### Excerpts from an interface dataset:
------------------------------

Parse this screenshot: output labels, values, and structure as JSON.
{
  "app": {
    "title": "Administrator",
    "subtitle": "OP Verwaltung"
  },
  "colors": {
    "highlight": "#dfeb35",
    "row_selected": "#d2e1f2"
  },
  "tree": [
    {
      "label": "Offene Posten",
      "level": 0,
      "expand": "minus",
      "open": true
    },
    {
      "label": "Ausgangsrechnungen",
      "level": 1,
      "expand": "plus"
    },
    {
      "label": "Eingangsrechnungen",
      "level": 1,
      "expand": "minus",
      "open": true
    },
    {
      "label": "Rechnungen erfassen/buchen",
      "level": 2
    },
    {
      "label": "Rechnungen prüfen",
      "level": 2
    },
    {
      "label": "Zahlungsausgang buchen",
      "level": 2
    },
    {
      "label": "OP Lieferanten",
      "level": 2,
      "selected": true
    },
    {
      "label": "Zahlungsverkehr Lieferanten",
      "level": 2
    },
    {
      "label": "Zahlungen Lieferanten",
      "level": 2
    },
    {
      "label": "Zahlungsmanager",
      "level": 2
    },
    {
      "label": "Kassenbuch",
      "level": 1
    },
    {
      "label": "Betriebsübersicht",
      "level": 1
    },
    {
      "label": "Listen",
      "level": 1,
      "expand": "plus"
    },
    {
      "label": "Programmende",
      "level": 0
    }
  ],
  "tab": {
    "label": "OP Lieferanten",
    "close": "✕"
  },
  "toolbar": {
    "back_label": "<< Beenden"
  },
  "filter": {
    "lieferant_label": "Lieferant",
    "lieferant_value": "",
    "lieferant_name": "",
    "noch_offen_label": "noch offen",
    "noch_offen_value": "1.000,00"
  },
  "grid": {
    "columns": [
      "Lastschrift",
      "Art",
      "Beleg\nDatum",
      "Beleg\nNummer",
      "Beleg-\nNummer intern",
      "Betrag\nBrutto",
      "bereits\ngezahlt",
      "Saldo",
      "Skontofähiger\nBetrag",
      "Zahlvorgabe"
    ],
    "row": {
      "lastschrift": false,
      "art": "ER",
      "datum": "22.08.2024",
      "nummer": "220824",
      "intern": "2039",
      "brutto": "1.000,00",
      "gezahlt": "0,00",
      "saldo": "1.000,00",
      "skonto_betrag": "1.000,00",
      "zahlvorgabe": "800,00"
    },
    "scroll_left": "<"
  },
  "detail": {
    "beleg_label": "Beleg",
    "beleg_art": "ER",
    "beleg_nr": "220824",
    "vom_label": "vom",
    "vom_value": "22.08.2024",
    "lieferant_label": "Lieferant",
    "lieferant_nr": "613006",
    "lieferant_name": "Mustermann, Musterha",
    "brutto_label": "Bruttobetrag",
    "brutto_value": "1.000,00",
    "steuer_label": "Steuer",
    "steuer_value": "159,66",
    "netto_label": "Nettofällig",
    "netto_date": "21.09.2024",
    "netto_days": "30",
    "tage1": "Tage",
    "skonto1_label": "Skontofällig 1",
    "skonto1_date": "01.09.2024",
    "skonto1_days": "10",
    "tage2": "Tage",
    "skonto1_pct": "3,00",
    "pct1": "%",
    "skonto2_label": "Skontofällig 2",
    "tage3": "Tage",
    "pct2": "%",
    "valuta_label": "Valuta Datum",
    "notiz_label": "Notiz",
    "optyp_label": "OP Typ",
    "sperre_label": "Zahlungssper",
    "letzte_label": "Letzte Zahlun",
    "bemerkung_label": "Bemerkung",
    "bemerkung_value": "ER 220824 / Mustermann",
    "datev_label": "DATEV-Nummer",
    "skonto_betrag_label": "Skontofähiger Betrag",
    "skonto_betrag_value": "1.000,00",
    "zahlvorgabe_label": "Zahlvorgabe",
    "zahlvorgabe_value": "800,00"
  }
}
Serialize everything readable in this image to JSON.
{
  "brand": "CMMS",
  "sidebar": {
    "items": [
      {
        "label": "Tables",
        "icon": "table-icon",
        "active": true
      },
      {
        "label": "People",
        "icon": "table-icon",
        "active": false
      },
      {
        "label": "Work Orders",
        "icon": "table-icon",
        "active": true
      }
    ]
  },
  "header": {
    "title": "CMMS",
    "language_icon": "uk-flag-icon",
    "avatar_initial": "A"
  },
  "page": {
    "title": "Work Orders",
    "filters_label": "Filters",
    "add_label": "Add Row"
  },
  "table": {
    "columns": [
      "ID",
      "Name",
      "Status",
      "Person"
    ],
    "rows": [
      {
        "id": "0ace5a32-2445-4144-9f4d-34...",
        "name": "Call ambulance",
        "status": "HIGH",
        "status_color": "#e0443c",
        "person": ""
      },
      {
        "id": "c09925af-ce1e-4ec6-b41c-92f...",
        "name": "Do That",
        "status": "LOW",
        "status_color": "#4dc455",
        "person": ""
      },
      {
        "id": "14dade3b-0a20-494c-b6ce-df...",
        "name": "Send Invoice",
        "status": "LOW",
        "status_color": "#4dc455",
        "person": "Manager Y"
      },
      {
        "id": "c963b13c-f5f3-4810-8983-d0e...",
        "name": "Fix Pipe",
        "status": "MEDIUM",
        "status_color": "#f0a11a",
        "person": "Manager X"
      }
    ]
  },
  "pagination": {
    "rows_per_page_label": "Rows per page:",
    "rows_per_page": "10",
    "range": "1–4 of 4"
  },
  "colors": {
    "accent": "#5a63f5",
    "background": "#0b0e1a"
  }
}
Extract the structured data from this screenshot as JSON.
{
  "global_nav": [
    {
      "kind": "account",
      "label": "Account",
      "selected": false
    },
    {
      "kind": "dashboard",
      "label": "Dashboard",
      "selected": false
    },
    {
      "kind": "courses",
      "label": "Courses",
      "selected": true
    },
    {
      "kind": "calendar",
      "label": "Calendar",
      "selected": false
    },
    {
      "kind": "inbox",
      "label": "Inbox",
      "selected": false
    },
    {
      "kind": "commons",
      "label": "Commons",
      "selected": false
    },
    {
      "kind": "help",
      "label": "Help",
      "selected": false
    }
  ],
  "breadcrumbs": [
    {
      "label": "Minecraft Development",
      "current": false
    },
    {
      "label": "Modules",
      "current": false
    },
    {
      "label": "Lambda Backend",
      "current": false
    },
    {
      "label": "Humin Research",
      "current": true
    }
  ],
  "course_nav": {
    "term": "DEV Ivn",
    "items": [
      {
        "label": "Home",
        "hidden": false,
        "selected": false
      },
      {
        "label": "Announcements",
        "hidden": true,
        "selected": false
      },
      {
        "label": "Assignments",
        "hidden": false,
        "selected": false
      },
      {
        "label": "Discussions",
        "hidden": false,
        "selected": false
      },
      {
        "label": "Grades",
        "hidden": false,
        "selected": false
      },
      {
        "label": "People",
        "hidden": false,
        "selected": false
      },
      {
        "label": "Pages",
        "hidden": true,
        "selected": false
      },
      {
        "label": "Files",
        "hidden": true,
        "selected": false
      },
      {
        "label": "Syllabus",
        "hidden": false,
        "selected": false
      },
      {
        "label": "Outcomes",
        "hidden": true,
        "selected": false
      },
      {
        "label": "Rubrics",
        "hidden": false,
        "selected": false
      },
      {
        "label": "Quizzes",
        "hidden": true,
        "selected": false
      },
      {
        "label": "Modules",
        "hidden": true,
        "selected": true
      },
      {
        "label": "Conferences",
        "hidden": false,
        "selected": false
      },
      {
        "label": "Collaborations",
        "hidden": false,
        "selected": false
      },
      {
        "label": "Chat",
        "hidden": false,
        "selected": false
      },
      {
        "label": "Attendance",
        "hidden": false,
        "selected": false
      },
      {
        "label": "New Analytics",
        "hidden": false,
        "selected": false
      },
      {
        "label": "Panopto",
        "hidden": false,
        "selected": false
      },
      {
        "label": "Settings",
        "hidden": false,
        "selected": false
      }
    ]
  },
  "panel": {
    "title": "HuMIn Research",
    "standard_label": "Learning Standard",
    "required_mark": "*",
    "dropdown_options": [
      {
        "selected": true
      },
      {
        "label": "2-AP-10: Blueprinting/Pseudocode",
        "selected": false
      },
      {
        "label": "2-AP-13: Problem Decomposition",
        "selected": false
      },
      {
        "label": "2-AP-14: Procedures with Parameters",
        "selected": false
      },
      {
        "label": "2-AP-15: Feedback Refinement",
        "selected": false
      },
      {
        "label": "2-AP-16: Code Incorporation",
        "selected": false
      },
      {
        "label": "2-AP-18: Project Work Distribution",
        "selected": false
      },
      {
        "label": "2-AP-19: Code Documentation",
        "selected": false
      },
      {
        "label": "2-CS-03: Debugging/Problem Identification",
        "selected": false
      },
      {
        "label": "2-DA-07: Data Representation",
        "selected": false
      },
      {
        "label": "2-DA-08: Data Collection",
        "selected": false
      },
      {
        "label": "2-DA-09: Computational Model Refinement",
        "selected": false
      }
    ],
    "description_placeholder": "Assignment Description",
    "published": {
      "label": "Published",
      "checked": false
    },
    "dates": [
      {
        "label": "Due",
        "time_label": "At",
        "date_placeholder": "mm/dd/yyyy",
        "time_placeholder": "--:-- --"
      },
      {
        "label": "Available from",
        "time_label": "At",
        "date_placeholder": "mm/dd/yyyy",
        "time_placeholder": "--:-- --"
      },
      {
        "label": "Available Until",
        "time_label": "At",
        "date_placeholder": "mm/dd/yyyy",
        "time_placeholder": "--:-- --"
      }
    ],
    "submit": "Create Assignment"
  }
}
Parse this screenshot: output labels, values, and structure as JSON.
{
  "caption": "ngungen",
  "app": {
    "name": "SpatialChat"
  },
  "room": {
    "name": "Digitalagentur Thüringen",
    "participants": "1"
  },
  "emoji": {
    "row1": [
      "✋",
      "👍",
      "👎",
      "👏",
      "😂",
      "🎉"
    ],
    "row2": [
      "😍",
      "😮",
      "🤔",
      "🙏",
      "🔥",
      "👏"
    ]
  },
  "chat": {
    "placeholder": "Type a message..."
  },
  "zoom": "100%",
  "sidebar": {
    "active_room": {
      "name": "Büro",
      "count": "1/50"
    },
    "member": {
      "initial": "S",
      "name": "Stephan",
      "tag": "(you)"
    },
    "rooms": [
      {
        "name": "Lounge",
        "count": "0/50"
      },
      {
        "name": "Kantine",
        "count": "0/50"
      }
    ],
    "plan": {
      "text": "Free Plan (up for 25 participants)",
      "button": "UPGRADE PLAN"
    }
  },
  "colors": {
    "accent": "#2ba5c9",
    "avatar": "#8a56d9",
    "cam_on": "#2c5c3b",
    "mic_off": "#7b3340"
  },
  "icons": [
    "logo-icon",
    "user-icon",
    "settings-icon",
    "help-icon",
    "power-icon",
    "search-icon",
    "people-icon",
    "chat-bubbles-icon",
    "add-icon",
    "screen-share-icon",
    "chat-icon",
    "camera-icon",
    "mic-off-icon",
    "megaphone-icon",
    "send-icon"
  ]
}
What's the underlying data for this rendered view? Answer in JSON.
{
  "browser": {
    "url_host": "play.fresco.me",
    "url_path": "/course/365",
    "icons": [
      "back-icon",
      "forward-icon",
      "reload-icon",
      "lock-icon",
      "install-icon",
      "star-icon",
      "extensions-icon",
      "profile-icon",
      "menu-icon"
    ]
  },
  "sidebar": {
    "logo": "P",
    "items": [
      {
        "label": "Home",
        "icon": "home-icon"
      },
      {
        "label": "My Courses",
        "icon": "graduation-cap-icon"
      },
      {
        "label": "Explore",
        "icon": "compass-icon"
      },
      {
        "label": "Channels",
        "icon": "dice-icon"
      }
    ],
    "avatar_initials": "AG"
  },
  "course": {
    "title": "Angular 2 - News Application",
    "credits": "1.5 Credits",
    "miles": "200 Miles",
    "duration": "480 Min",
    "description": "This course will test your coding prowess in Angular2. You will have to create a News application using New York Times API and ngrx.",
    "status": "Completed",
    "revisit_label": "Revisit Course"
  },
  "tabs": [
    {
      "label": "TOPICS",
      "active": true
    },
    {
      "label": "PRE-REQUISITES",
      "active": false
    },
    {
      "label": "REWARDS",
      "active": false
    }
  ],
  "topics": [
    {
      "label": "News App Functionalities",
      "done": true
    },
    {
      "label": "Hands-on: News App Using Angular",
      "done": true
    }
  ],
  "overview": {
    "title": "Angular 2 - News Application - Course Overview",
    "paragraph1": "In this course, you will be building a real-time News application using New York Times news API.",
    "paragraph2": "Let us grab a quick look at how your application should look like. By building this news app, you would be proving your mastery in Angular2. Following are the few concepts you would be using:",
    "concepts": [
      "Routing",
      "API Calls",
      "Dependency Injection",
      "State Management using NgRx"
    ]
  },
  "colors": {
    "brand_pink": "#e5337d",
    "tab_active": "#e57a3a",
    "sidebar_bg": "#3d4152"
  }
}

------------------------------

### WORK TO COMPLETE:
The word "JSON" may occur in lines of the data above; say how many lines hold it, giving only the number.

### TASK SOLUTION:
5